The traditional doctrine of God’s universal causality holds that God directly causes all entities distinct from himself, including all creaturely actions. But can our actions be free in the strong, libertarian sense if they are directly caused by God?
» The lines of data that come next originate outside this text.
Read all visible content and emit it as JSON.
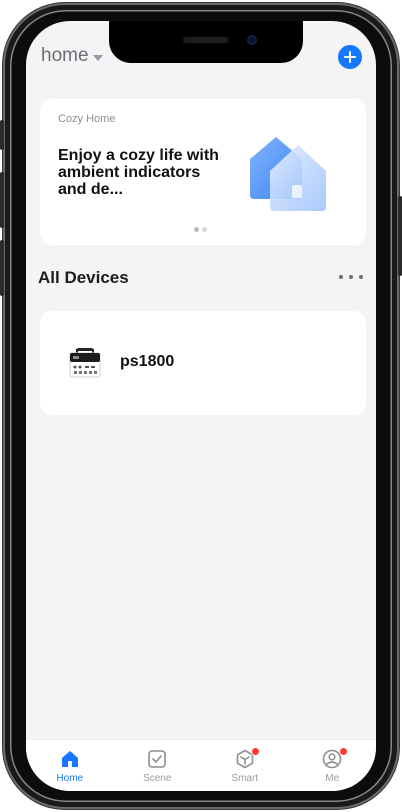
{
  "header": {
    "home_label": "home"
  },
  "banner": {
    "subtitle": "Cozy Home",
    "title": "Enjoy a cozy life with ambient indicators and de..."
  },
  "devices": {
    "section_title": "All Devices",
    "items": [
      {
        "name": "ps1800"
      }
    ]
  },
  "tabbar": {
    "tabs": [
      {
        "label": "Home",
        "active": true
      },
      {
        "label": "Scene",
        "active": false
      },
      {
        "label": "Smart",
        "active": false,
        "badge": true
      },
      {
        "label": "Me",
        "active": false,
        "badge": true
      }
    ]
  },
  "colors": {
    "accent": "#1677ff",
    "badge": "#ff3b30",
    "background": "#f4f4f6"
  },
  "icons": {
    "add": "plus-circle-icon",
    "more": "more-horizontal-icon",
    "home_tab": "house-icon",
    "scene_tab": "checkbox-icon",
    "smart_tab": "cube-icon",
    "me_tab": "user-circle-icon"
  }
}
W. Matthews Grant argues that free creaturely acts have dual sources, God and the free creaturely agent, and are ultimately up to both in a way that leaves all the standard conditions for libertarian freedom satisfied. Grant offers a comprehensive alternative to the existing approaches for combining theism and libertarian freedom, addressing the problem of moral evil without the commonly employed Free Will Defense, and he proposes new solutions for reconciling libertarian freedom with robust accounts of God’s providence, grace, and predestination. Of particular interest to analytic philosophers and theologians, Grant’s approach can be characterized as “neo-scholastic” as well as “analytic,” since many of the positions defended are inspired by, consonant with, and develop resources drawn from the scholastic tradition, especially Aquinas.